The fire consumed the car while doing "substantial damage" to the garage and spreading to the suburban Houston home, but nobody was injured in the blaze. According to the report, two other vehicles parked in the garage, an Acura NSX and Mercedes-Benz SUV, were also damaged. Estimates of the extent of the destruction were said to be $100,000, not including the damage to the other cars – and we're assuming not including the Karma either, given that the six-figure car was a complete loss, according to the report.
The fire started within three minutes of the Karma being parked in the garage, after the owner said he smelled burning rubber. According to the report, the car had not yet been plugged in to charge. The Karma is said to be new enough that it was built after the battery recall, and the report indicates that the battery pack survived the fire intact.
Though the Fort Bend County chief fire investigator told AW that "the Karma was the origin of the fire," and that it resembled a golf cart fire, something that happens roughly 50 times a year in the area, the incident is still being investigated.
When contacted for comment, Fisker's response was to tell AutoWeek not to jump to any conclusions: "There are conflicting reports and uncertainty surrounding this particular incident. The cause of the fire is not yet known and is being investigated."
The automaker then went on to speculate about "fraud or malicious intent," stating that "fireworks were found in the garage" and that "an electrical panel located in the garage... is also being examined," according to the report.
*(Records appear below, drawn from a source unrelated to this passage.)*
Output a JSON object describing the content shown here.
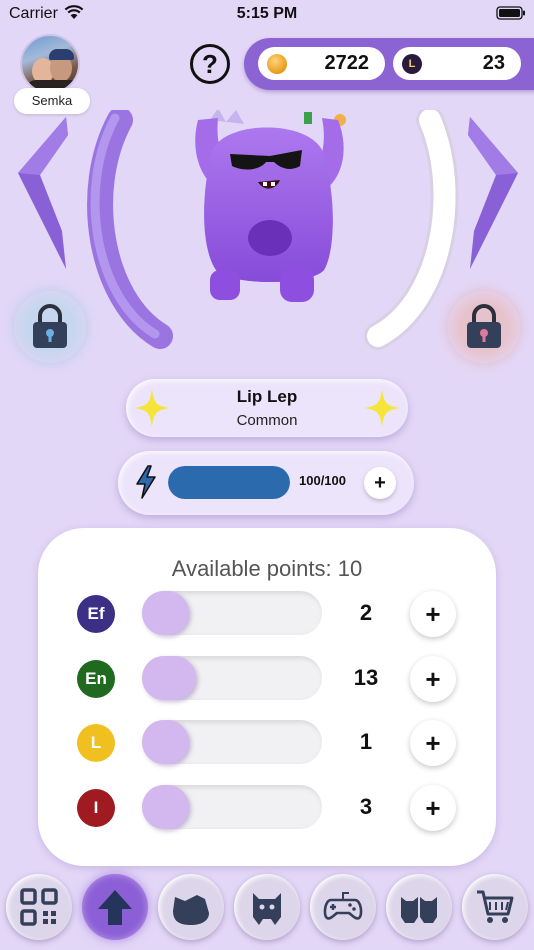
{
  "status_bar": {
    "carrier": "Carrier",
    "time": "5:15 PM"
  },
  "profile": {
    "username": "Semka"
  },
  "help": {
    "label": "?"
  },
  "currency": {
    "coins": {
      "icon": "coin-icon",
      "value": "2722"
    },
    "lepi": {
      "icon": "lepi-token-icon",
      "value": "23"
    }
  },
  "monster": {
    "name": "Lip Lep",
    "rarity": "Common",
    "body_color": "#9b5ee8"
  },
  "energy": {
    "label": "100/100",
    "level": 1.0,
    "fill_color": "#2c6aae"
  },
  "stats": {
    "title": "Available points: 10",
    "rows": [
      {
        "icon_label": "Ef",
        "icon_color": "#3b2f86",
        "value": "2",
        "level": 0.15
      },
      {
        "icon_label": "En",
        "icon_color": "#1f6a1e",
        "value": "13",
        "level": 0.3
      },
      {
        "icon_label": "L",
        "icon_color": "#f0c020",
        "value": "1",
        "level": 0.15
      },
      {
        "icon_label": "I",
        "icon_color": "#a01a22",
        "value": "3",
        "level": 0.15
      }
    ],
    "add_label": "+"
  },
  "energy_add_label": "+",
  "nav": [
    {
      "icon": "qr-code-icon"
    },
    {
      "icon": "upgrade-arrow-icon",
      "active": true
    },
    {
      "icon": "monster-head-icon"
    },
    {
      "icon": "monster-icon"
    },
    {
      "icon": "gamepad-icon"
    },
    {
      "icon": "monsters-group-icon"
    },
    {
      "icon": "shopping-cart-icon"
    }
  ],
  "colors": {
    "background": "#e3d7f7",
    "accent": "#8c63d3",
    "card": "#ffffff"
  }
}
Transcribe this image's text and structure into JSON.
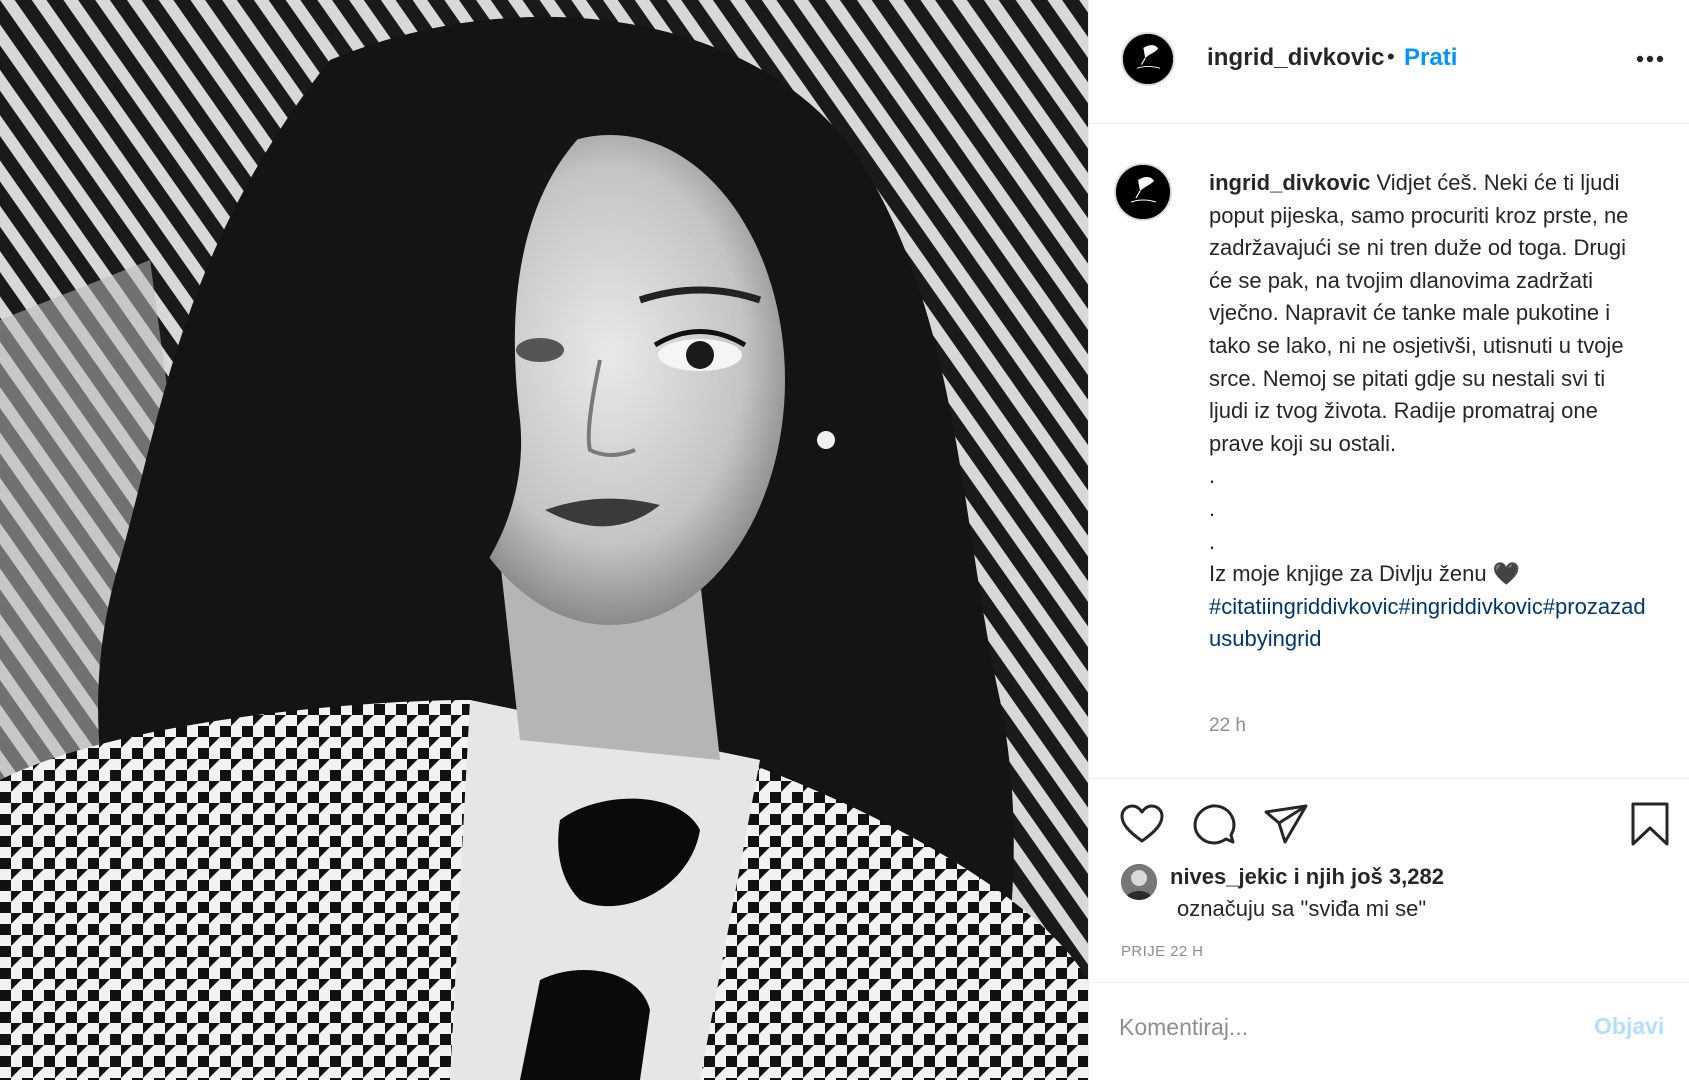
{
  "post": {
    "username": "ingrid_divkovic",
    "separator": "•",
    "follow_label": "Prati",
    "caption_text": "Vidjet ćeš. Neki će ti ljudi poput pijeska, samo procuriti kroz prste, ne zadržavajući se ni tren duže od toga. Drugi će se pak, na tvojim dlanovima zadržati vječno. Napravit će tanke male pukotine i tako se lako, ni ne osjetivši, utisnuti u tvoje srce. Nemoj se pitati gdje su nestali svi ti ljudi iz tvog života. Radije promatraj one prave koji su ostali.",
    "dots": [
      ".",
      ".",
      "."
    ],
    "book_line": "Iz moje knjige za Divlju ženu 🖤",
    "hashtags": "#citatiingriddivkovic#ingriddivkovic#prozazadusubyingrid",
    "caption_time": "22 h",
    "likes_user": "nives_jekic",
    "likes_more": "i njih još 3,282",
    "likes_line2": "označuju sa \"sviđa mi se\"",
    "post_time": "PRIJE 22 H",
    "comment_placeholder": "Komentiraj...",
    "post_button": "Objavi"
  },
  "icons": {
    "more": "more-horizontal-icon",
    "like": "heart-icon",
    "comment": "comment-bubble-icon",
    "share": "paper-plane-icon",
    "save": "bookmark-icon"
  },
  "colors": {
    "accent": "#0095f6",
    "hashtag": "#00376b",
    "muted": "#8e8e8e",
    "post_button_disabled": "#b2dffc"
  }
}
Fisker also told AW that it believes the car's battery pack "does not appear to have been a contributing factor in this incident."